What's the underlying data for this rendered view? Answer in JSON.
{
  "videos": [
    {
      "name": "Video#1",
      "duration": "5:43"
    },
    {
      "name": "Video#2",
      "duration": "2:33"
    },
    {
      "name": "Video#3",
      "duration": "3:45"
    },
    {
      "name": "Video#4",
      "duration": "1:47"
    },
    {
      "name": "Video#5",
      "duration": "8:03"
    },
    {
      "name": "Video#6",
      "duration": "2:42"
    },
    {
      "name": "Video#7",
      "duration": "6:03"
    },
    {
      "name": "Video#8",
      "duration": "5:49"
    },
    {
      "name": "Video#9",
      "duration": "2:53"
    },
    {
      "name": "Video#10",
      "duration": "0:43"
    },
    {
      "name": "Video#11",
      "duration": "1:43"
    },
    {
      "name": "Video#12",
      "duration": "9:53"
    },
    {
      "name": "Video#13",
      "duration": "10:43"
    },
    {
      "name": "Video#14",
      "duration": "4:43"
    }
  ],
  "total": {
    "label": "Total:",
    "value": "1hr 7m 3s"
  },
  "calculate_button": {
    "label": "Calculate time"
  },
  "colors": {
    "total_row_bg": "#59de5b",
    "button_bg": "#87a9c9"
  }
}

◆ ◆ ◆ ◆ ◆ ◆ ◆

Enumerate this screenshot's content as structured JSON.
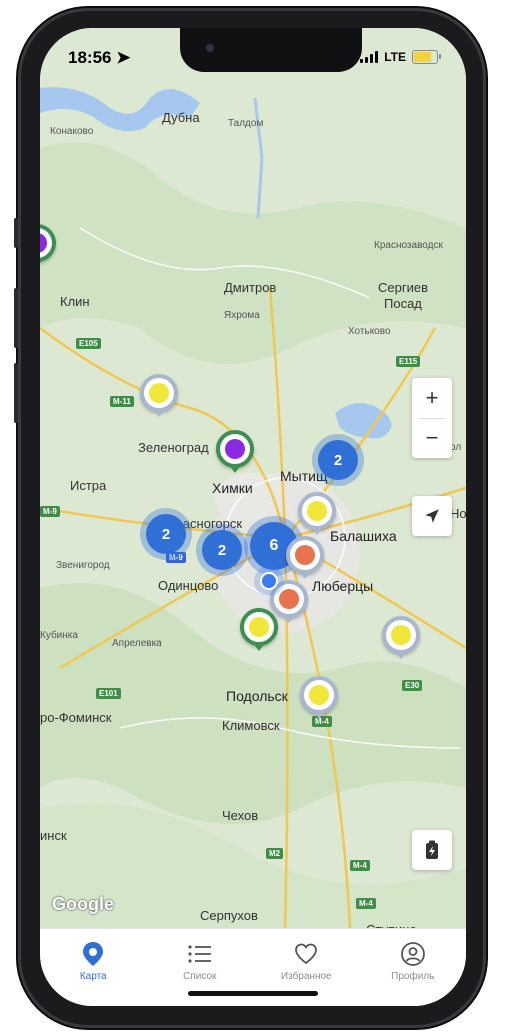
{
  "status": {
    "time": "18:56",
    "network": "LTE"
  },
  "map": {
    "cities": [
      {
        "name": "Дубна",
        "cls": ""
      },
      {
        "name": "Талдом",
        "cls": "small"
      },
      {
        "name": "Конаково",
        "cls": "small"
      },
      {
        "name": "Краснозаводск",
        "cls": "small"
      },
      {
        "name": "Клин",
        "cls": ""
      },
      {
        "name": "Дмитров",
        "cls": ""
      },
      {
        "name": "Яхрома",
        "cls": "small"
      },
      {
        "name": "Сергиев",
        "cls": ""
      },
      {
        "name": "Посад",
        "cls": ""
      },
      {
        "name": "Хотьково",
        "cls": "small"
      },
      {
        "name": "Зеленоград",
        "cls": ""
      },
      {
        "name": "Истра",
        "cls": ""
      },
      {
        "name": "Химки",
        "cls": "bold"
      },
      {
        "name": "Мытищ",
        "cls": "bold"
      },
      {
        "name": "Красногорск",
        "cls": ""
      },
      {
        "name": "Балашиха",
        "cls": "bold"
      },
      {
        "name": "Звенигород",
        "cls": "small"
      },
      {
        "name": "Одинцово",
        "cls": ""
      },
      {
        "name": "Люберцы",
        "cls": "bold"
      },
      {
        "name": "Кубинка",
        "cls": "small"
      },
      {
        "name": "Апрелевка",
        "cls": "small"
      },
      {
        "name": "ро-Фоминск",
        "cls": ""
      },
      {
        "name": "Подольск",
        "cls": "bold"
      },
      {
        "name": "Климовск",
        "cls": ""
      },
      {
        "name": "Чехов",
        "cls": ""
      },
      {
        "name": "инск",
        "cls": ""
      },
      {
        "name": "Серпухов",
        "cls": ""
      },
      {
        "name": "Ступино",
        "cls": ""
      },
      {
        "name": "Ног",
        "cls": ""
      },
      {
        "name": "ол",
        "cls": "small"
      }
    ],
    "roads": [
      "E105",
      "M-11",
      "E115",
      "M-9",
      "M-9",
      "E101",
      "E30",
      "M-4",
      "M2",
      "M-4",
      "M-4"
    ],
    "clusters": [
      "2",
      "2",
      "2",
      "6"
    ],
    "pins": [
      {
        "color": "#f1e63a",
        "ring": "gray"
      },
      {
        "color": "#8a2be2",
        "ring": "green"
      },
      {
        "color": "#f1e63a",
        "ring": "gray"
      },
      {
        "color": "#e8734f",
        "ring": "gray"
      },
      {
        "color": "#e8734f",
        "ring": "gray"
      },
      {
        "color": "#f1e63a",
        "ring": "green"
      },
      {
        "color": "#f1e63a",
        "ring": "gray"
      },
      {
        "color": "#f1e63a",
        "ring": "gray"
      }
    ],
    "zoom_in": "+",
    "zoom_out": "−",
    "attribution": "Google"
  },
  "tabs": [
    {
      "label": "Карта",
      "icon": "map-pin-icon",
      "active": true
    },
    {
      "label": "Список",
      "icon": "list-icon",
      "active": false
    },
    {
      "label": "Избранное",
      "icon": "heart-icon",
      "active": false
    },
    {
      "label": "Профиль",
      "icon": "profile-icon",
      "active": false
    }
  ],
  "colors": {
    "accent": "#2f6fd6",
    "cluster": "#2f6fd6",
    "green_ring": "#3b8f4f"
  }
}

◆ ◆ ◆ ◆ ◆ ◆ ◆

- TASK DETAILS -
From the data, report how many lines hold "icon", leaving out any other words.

- EXERCISE RESPONSE -
4